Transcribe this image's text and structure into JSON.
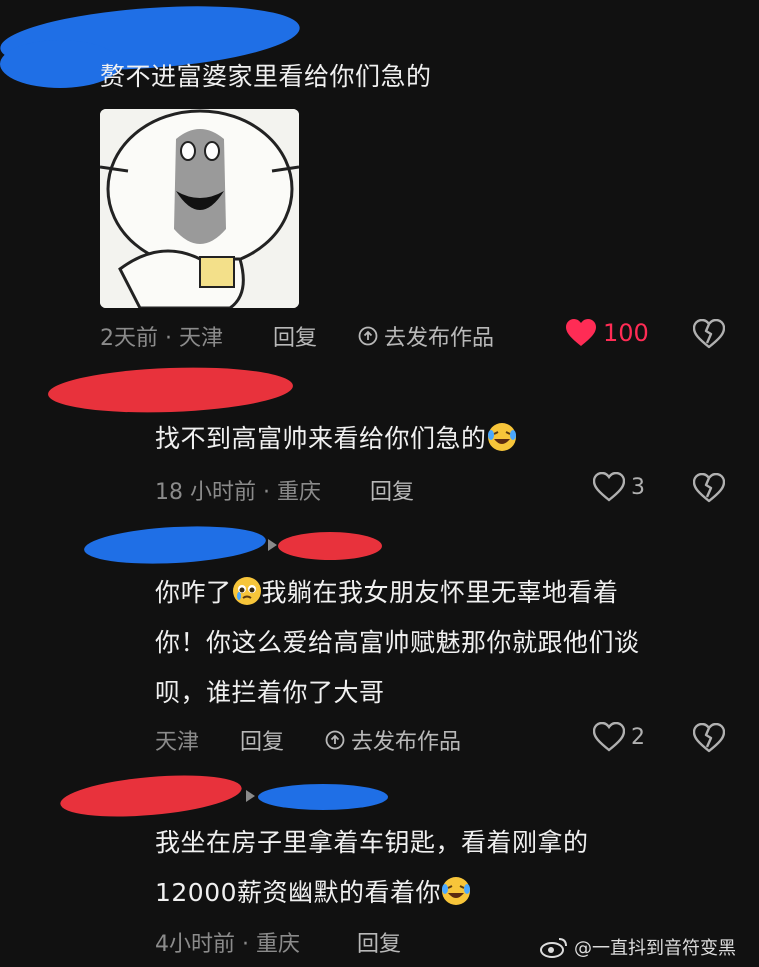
{
  "comments": [
    {
      "text": "赘不进富婆家里看给你们急的",
      "time_location": "2天前 · 天津",
      "reply_label": "回复",
      "publish_label": "去发布作品",
      "likes": "100"
    },
    {
      "text": "找不到高富帅来看给你们急的",
      "time_location": "18 小时前 · 重庆",
      "reply_label": "回复",
      "likes": "3"
    },
    {
      "line1": "你咋了",
      "line1b": "我躺在我女朋友怀里无辜地看着",
      "line2": "你！你这么爱给高富帅赋魅那你就跟他们谈",
      "line3": "呗，谁拦着你了大哥",
      "time_location": "天津",
      "reply_label": "回复",
      "publish_label": "去发布作品",
      "likes": "2"
    },
    {
      "line1": "我坐在房子里拿着车钥匙，看着刚拿的",
      "line2": "12000薪资幽默的看着你",
      "time_location": "4小时前 · 重庆",
      "reply_label": "回复"
    }
  ],
  "watermark": "@一直抖到音符变黑",
  "colors": {
    "background": "#111111",
    "like_active": "#ff2c55",
    "scribble_blue": "#1f6fe6",
    "scribble_red": "#e8323c"
  },
  "icons": [
    "heart-filled-icon",
    "heart-outline-icon",
    "broken-heart-icon",
    "publish-icon",
    "laughing-crying-emoji",
    "pleading-emoji",
    "weibo-logo"
  ]
}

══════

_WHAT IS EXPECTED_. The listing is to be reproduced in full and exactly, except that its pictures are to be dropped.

_THE COMPLETED TASK_.
Transcribe this image's text and structure into JSON.
{
  "comments": [
    {
      "text": "赘不进富婆家里看给你们急的",
      "time_location": "2天前 · 天津",
      "reply_label": "回复",
      "publish_label": "去发布作品",
      "likes": "100"
    },
    {
      "text": "找不到高富帅来看给你们急的",
      "time_location": "18 小时前 · 重庆",
      "reply_label": "回复",
      "likes": "3"
    },
    {
      "line1": "你咋了",
      "line1b": "我躺在我女朋友怀里无辜地看着",
      "line2": "你！你这么爱给高富帅赋魅那你就跟他们谈",
      "line3": "呗，谁拦着你了大哥",
      "time_location": "天津",
      "reply_label": "回复",
      "publish_label": "去发布作品",
      "likes": "2"
    },
    {
      "line1": "我坐在房子里拿着车钥匙，看着刚拿的",
      "line2": "12000薪资幽默的看着你",
      "time_location": "4小时前 · 重庆",
      "reply_label": "回复"
    }
  ],
  "watermark": "@一直抖到音符变黑",
  "colors": {
    "background": "#111111",
    "like_active": "#ff2c55",
    "scribble_blue": "#1f6fe6",
    "scribble_red": "#e8323c"
  },
  "icons": [
    "heart-filled-icon",
    "heart-outline-icon",
    "broken-heart-icon",
    "publish-icon",
    "laughing-crying-emoji",
    "pleading-emoji",
    "weibo-logo"
  ]
}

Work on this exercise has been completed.